Principles to Actions: Ensuring Mathematical Success for All (NCTM 2014) gives teachers access to an insightful, research-informed framework that outlines ways to promote reasoning and sense making. Specifically, as students transition on their mathematical journey through middle school and beyond, their knowledge and use of representations should continually develop in complexity and scope. “[Students] will need to be able to convert flexibly among these representations. Much of the power of mathematics comes from being able to view and operate on objects from different perspectives” (NCTM 2000, p. 361). In fact, when students represent, discuss, and make connections among different mathematical ideas by using different methods, they engage in deeper sense making and improve their problem-solving skills while refining their mathematical understanding (Fuson, Kalchman, and Bransford 2005; Lesh, Post, and Behr 1987).
Edited by Jennifer Eli, email@example.com, of the University of Arizona, Tucson, and Despina Stylianou, firstname.lastname@example.org, of the City College of New York. Readers are encouraged to visit http://mtms.msubmit.net to submit manuscripts that take research findings and translate them into practical outcomes, strategies, or tips that directly inform teachers' classroom practice.
Farshid Safi, email@example.com, is an assistant professor of mathematics education at the University of Central Florida in Orlando. He focuses on developing teachers' conceptual understanding of K–grade 12 mathematics and content knowledge for teaching, as well as connecting essential topics in professional development through the use of multiple representations and technology.

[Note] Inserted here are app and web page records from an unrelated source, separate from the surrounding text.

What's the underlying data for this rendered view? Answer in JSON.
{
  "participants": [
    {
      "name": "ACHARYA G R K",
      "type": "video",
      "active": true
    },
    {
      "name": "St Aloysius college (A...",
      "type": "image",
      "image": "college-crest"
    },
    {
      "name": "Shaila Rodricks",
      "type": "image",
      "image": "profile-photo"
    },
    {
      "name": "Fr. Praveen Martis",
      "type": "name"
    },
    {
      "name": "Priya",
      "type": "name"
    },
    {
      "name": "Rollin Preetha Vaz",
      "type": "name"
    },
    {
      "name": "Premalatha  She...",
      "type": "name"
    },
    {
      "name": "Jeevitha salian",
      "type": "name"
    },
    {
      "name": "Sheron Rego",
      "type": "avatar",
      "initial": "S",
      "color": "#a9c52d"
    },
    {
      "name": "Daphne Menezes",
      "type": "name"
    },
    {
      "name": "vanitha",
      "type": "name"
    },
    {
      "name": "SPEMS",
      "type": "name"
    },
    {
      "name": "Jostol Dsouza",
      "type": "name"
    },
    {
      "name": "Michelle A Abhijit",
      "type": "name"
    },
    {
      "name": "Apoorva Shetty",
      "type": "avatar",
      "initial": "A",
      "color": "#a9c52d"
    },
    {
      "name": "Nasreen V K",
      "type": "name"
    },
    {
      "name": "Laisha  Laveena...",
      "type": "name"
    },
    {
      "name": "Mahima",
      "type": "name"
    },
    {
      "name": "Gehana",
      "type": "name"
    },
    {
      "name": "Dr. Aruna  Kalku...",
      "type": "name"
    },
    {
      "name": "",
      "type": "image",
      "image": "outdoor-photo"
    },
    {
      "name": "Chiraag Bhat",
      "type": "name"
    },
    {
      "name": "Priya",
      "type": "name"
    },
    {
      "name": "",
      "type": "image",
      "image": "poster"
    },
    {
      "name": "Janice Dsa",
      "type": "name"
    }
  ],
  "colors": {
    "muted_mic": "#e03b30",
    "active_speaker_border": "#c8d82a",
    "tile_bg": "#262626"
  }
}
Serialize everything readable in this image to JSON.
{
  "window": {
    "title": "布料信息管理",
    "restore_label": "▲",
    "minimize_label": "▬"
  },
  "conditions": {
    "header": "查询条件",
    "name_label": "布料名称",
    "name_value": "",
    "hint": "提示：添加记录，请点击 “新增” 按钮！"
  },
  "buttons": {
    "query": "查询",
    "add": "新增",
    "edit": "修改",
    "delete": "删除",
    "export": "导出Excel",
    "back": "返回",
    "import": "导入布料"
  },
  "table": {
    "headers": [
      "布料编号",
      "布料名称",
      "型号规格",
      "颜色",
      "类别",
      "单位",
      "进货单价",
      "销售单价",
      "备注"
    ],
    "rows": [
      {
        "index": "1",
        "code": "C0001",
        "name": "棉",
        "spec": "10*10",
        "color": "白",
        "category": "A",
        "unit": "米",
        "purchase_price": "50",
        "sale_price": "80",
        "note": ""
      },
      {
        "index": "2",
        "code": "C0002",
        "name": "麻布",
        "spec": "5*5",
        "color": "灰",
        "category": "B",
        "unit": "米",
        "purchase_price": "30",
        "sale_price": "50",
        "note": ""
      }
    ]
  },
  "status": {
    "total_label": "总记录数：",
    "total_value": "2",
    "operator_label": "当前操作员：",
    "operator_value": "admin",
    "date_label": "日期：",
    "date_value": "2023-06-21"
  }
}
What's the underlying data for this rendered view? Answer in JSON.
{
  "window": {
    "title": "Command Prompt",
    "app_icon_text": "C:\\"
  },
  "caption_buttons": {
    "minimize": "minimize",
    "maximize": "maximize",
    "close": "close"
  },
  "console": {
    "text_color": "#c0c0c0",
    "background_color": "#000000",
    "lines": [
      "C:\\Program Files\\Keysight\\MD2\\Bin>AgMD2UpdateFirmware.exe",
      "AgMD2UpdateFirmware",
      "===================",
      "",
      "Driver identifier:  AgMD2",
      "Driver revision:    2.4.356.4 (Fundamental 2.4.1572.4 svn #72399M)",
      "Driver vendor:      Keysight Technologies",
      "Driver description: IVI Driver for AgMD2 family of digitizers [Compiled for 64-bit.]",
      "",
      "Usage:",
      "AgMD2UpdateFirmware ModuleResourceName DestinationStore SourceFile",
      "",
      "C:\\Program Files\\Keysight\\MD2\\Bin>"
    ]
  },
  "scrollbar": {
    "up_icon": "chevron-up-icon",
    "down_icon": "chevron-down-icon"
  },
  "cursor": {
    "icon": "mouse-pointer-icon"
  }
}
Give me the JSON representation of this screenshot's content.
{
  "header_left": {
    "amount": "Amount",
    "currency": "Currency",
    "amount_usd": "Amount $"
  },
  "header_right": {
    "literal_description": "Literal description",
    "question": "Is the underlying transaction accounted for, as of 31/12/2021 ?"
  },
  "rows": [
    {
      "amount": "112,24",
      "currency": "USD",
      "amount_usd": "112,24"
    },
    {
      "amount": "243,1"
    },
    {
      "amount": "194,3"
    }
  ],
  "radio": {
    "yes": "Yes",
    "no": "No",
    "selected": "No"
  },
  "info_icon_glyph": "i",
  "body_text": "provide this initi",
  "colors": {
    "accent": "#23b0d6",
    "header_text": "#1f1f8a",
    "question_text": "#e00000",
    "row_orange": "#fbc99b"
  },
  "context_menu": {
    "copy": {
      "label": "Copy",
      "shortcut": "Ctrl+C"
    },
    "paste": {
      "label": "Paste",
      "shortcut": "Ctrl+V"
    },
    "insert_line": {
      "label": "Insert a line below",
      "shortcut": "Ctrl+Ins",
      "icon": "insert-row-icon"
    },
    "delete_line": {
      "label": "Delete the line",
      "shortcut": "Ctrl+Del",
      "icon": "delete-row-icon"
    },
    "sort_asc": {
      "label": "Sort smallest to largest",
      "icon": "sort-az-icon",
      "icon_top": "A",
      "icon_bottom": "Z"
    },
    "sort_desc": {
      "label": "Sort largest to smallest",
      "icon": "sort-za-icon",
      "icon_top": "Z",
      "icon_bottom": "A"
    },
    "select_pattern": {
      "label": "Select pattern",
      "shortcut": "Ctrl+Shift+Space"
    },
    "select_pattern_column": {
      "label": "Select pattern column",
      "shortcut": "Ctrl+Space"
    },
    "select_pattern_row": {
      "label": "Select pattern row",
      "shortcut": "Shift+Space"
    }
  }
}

Siddhi Desai, firstname.lastname@example.org, is a senior mathematics secondary education major at The College of New Jersey in Ewing Township. She is interested in studying the use of technology and manipulatives in helping students develop a conceptual understanding of school mathematics.